1. The Righteous Mind: Why Good People Are Divided by Politics and Religion
With all the talk about inclusivity, tolerance and diversity; and, with all the polarization happening right now, this is a must read book. It explores how Western education have shaped or changed our definition and interpretation of ethics and morality. Although I disagree with some of the author’s ideas, I still see it as a brilliant unpacking of a serious dilemma we are facing.
2. Ideas Have Consequences
A classic! How simple seemingly innocent and harmless idea could shape the future of human kind and change our lives forever.
3. Entering the Castle: Finding the Inner Path to God & Your Soul Purpose
This book is Caroline Myss’ take on St. Teresa of Avila’s masterpiece, The Interior Castle. It explores the interpretation and application of st. Teresa's teachings in our modern everyday life. How to be a mystic without a monastery?
4. Falling Upward: A Spirituality for the Two Halves of Life
At a point in our life, we find ourselves craving deeper connection with our soul that takes our spiritual/religious practice into a higher level. Although it is written from a Christian perspective, I believe that the teachings are universal pertaining to all traditional schools of thought.
5. The Pocket Guide to the Polyvagal Theory: The Transformative Power of Feeling Safe
This book is a much more accessible and reader-friendly description of the Polyvagal Theory than dr. Porges’ first book, The Polyvagal Theory. If you work with stress, trauma, or attachment theories, this book is an important addition to your practice.
6. Soul Searching: Why Psychotherapy Must Promote Moral Responsibility
With all the hype of self-help, self-empowerment, individualization, personal freedom and all those post-modern ideas, are we taking it too far? Are we, as counsellors and therapists, catering to narcissists? Where does morality fit in our practice?
7. Ancient Beliefs and Modern Superstitions
Written in 1965, this book discusses the radical difference in worldview between the traditionalists and the modernists. It is written from a Sufi perspective and discusses whether what we call “ancient beliefs” are superstitions or are our modern theories (which are just that: theories and hypothesis) the real superstitions?
8. Physicians of the Heart
This book takes us into a deep dive into the 99 Names of God in the Muslim faith discussing how to apply and embody their meaning to reach our full potential as human beings.
9. Applying Islamic Principles to Clinical Mental Health Care
Finally!!! A book on Islamic psychotherapy that does not simply Islamize Western views.
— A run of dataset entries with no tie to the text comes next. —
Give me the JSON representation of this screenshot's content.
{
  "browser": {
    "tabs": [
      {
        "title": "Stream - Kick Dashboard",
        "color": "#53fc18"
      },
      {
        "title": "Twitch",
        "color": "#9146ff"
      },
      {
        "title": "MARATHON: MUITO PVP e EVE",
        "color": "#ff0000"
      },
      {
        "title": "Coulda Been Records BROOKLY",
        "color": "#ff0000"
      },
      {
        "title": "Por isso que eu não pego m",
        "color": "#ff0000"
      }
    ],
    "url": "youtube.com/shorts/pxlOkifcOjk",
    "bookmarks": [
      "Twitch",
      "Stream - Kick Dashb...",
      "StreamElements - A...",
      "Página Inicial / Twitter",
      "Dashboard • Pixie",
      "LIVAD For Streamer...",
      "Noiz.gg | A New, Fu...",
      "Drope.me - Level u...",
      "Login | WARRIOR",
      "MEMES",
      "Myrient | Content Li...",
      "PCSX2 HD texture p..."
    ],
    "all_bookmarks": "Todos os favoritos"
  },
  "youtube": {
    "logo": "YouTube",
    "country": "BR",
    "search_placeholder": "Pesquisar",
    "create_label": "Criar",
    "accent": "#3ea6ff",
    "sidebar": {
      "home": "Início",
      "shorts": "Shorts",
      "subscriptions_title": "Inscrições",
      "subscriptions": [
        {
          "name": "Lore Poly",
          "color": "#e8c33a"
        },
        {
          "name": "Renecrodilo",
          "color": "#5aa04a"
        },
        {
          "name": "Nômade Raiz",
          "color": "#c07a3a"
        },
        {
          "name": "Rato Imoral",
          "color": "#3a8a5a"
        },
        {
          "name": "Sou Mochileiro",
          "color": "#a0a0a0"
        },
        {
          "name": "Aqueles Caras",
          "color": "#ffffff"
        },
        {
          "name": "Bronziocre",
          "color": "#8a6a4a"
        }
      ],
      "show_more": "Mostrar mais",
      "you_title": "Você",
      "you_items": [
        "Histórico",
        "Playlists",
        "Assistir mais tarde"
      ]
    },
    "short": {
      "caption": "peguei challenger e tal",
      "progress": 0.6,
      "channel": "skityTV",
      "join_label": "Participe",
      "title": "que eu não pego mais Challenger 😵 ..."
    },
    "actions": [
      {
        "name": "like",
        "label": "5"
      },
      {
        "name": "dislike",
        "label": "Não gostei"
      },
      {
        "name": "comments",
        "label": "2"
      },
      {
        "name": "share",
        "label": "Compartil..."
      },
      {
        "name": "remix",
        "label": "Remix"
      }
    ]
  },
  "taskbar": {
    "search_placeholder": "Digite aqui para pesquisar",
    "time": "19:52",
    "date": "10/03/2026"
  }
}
Yet, it does not ignore Western, modern, or conventional science either. It combines the best of both worlds in the ultimate benefit of the Muslim client. The book is written by Western trained psychologists and psychiatrist who are deeply rooted in their Islamic tradition.
10. The Philosophy of Tolkien: The Worldview Behind The Lord of the Rings
The book discusses the Worldview of Tolkien as a Christian author who wrote one of the best stories/myth/fairy tale in the modern era, and how he brilliantly yet subtly portrayed this worldview in The Lord of the Rings…
Although there is some ontological difference in Tolkien's worldview and the Islamic cosmological standpoint, yet, the book is valuable in showing how a well-written novel can re-enchant our arid profane world.
11. Unimaginable: What We Imagine and What We Can't
Imagination has been considered as a faculty of the human soul since the time of Plato, passing by St. Augustine till our modern era. Imagination is such a powerful tool yet it is a double-edge sword that could wreck havoc if left to roam “freely.”
12. Layers of Meaning: Elements of Visual Journaling
An art therapist’s beautifully illustrated colourful book that teaches the basics of the use of art journaling as a tool for excavating layers of meaning from deep within our soul.